Buying olive oil can be tricky business because there are very few regulations placed on the labeling of this product. The European Union is trying to impose some order, but the lobby and interests of big industry is proving a major challenge. Shop intelligently and demand quality and transparency.

The Olive Gazette

I have really enjoyed getting reader comments the past few weeks. I was starting to think I was writing just for my own entertainment.

In particular, I have found Henry Mackay’s comments stimulating and well-informed. Mackay is an olive oil producer in Jaen, Spain who writes a very interesting blog called the Olive Oil Gazette. Topics on this blog range from current prices and futures of olive oil to the various awards handed out by international committees.

More thoughts on fair-trade olive oil

It is the consumer’s right to know how the product they are purchasing is produced; this goes for olive oil as well. When you buy a bottle of olive oil at the supermarket there is little indication on the bottle or the shelf of how the oil was produced or about who did all the work to turn olives into oil. Making olive oil is a year-long agricultural process that requires the attention of farmers, extra labour for harvesting and pruning as well as the people working in the mill.

Although there are few issues around fair trade in Italy it is something that needs to be considered nonetheless. Are farms getting their fair share of the profits? This is particularly important for small-scale farmers who have a hard time competing in the global market. When my mother and I started to import olive oil from Italy we wanted to make sure we were giving back to local communities and encouraging the continuation of agricultural practices and traditions.

Buying direct from the producer and selling direct to the client is one way in which we keep the cost of our oil reasonable. However, quality comes from careful labour, passion and expertise, which have their price. Generally these are not values espoused by industrial production.

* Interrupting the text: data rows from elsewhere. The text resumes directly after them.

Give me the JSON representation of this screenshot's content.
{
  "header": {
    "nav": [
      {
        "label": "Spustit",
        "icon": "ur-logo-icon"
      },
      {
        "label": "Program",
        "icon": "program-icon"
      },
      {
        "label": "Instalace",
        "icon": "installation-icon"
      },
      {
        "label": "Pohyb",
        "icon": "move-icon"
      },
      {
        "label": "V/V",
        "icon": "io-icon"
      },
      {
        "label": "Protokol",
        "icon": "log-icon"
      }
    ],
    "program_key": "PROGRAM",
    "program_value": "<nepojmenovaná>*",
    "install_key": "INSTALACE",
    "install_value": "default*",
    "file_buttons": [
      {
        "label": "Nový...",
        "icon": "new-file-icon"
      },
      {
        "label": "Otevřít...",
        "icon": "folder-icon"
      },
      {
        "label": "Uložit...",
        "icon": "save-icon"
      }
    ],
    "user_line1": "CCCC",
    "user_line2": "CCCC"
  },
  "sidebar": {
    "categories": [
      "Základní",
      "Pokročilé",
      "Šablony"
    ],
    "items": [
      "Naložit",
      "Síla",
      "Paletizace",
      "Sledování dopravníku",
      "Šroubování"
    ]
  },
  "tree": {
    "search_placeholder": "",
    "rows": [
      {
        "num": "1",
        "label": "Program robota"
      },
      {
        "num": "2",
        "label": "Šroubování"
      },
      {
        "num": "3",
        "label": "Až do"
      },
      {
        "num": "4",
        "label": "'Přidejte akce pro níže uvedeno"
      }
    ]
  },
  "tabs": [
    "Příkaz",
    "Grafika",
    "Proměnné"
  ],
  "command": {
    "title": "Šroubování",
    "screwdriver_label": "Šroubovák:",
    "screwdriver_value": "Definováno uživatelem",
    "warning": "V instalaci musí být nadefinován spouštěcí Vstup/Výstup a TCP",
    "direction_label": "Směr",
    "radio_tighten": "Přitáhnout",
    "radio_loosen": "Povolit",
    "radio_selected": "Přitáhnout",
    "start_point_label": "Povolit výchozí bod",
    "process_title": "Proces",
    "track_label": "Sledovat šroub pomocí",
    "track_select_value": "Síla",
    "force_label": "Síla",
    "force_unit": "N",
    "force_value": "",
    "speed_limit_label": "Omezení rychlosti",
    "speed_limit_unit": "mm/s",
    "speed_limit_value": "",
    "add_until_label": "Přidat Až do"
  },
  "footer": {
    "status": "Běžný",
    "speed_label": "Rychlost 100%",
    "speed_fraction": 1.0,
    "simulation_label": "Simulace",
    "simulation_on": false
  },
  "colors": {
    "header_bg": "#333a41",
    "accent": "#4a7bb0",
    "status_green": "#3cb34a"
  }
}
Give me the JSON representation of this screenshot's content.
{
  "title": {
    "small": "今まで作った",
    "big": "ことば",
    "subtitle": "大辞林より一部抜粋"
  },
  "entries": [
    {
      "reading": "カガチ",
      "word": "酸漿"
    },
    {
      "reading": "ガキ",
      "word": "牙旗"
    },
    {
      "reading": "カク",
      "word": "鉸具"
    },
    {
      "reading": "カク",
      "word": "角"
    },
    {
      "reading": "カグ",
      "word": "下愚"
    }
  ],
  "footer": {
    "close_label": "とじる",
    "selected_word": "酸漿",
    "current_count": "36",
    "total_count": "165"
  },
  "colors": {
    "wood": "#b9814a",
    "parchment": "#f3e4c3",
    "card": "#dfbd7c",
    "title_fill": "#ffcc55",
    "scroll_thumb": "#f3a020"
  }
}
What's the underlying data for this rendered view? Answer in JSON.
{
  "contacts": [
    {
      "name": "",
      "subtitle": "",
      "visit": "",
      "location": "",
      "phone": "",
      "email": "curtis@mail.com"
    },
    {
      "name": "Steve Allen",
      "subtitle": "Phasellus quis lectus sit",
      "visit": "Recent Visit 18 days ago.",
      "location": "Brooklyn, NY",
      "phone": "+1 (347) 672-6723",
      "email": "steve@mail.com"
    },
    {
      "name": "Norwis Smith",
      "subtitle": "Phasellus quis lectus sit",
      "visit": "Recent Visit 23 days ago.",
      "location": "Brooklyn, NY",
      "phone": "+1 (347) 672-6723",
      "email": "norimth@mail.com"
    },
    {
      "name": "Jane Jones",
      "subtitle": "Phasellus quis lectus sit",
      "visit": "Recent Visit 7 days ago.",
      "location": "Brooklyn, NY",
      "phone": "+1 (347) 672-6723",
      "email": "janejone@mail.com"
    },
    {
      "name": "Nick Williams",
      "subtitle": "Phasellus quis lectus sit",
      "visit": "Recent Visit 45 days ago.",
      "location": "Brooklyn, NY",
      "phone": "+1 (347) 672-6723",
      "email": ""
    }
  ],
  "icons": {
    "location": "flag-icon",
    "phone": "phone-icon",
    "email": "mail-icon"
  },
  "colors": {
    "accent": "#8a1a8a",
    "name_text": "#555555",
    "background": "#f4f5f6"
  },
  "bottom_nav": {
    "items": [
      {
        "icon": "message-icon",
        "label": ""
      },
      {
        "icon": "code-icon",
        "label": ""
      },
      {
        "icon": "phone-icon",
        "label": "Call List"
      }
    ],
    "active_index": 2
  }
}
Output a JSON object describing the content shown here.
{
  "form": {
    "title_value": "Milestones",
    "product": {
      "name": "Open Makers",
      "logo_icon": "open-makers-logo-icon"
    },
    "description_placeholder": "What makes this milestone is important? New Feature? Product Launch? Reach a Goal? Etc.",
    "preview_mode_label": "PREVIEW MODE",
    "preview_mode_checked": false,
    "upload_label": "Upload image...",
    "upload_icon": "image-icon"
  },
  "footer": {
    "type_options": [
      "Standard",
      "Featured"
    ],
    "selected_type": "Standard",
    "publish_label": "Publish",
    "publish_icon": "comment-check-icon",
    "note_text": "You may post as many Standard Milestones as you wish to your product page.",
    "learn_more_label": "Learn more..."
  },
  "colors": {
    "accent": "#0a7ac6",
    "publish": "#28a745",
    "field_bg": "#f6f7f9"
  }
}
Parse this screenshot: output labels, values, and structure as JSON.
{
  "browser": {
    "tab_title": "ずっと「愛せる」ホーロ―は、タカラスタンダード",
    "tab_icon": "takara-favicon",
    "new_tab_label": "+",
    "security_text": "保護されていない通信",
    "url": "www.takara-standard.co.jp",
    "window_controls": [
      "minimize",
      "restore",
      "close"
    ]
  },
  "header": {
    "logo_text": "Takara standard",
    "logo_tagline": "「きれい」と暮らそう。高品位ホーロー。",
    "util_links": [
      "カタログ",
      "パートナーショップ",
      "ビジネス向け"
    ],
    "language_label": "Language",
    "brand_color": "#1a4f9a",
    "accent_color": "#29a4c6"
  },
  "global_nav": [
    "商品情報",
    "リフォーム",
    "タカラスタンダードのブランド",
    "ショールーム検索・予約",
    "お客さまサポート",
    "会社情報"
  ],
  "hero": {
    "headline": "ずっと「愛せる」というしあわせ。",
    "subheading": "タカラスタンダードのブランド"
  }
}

As you may know, I am not a big fan of certifications and although Amelia Oil may not be certified fair trade, we are proud to be a part of sustainable, local agriculture in Italy.

Fair-trade olive oil from Palestine

As I was researching the Mediterranean and Palestine, I came across this site. Zaytoun is fair-trade Palestinian olive oil. It is an attempt to help Palestinian farmers reach the marketplace and continue their cultivation of olives: “Resisting the occupation by insisting on life.”


Another type of olive in Amelia Oil is the moraiolo cultivar (featured above). This cultivar is most common in Umbria, Tuscany, Le Marche and Abruzzo. It is usually cultivated together with the frantoio cultivar. Moraiolo tends to have a grassier taste and balances the fruitiness of the frantoio olives. I personally think it is this olive that gives our oil its ‘green’ taste. It reminds me of lying down in long grass when I smell it. To really enjoy this grassy, greenness it is best to consume fresh oil that is no older than a year.